were under US protection.
●The RMS Lusitania was armed with shells. It
was sunk by a German submarine on May 6,
1915. About 1195 civilians were killed
including 128 Americans.
The Lusitania Continued
●Wilson sent a message to Germany calling on
Germany to cease submarine warfare.
Secretary of State William Jennings Bryan
●After the sinking of the Sussex, a cross-
Channel ferryboat that was mistaken for a
minelayer, in March 1916 with loss of 25
American lives, Wilson denounced Germany
in a speech to Congress in April 1916.
●Germany’s promised to end submarine
attacks on merchant ships.
●Wilson campaigned in 1916 on the slogan,
“he kept us out of war.”
●When Germany resumed unrestricted
submarine warfare in January 1917, Wilson
decided on war.
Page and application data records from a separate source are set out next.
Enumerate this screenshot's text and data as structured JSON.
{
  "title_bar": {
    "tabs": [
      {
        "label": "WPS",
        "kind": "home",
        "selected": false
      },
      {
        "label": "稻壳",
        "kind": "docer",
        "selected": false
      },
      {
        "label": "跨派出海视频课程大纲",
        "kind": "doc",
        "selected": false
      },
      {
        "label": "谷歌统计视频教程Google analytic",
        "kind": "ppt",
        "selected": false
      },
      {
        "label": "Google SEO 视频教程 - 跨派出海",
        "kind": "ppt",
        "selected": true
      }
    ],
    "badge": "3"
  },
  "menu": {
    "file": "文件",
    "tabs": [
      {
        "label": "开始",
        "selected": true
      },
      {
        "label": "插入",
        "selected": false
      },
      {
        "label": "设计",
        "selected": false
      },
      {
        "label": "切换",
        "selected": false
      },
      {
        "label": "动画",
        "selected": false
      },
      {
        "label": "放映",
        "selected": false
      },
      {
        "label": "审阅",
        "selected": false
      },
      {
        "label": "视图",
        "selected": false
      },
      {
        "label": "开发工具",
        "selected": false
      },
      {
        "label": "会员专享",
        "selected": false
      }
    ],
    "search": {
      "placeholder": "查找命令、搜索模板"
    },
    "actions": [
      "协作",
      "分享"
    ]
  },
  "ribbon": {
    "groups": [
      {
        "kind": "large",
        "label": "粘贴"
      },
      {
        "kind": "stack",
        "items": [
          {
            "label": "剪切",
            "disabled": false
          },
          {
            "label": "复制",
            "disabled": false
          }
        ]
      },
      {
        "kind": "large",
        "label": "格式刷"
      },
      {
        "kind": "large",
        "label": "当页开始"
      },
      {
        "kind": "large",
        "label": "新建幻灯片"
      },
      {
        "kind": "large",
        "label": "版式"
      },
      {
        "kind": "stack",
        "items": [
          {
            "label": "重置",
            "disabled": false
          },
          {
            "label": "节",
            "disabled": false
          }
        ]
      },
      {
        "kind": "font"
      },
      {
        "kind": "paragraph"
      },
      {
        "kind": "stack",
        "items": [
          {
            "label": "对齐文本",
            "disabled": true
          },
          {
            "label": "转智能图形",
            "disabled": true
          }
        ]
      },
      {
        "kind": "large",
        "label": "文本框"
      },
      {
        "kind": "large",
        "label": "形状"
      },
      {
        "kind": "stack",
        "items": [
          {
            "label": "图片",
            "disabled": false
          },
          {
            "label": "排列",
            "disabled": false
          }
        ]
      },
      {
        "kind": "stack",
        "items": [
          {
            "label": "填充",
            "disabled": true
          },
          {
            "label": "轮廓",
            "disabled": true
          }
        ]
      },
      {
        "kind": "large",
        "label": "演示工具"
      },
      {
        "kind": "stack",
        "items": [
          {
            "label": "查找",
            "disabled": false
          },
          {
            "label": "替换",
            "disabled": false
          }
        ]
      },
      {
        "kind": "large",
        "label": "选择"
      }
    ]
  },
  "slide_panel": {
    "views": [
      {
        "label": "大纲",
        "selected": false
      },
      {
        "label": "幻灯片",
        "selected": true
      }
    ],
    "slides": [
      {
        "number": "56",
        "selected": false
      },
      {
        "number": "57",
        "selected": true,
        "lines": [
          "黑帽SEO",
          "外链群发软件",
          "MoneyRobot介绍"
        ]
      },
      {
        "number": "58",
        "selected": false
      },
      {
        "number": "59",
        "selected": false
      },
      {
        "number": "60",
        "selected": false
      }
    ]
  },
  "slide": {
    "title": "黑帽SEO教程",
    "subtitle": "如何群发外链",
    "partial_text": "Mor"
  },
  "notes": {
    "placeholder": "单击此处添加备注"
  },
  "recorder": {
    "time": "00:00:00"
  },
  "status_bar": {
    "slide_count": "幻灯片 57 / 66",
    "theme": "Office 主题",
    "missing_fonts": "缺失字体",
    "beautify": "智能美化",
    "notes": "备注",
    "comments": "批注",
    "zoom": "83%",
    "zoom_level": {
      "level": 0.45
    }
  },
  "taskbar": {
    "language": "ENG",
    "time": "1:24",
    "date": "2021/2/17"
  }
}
The publication of the
Zimmerman telegram didn’t help matters.
This discussed a plan to restore Mexican
territory if the US entered the war against
Germany and Mexico then went to war with
the US. The British decoded the telegram and
it was published in March 1917.
Wilson’s War Message
●Wilson asked Congress for a declaration of
war in April 1917.
●His speech wasn’t confined to protests
against violations of American’s rights as a
●He portrayed the war as an ideological
struggle between democracy and autocracy.
“The world must be made safe for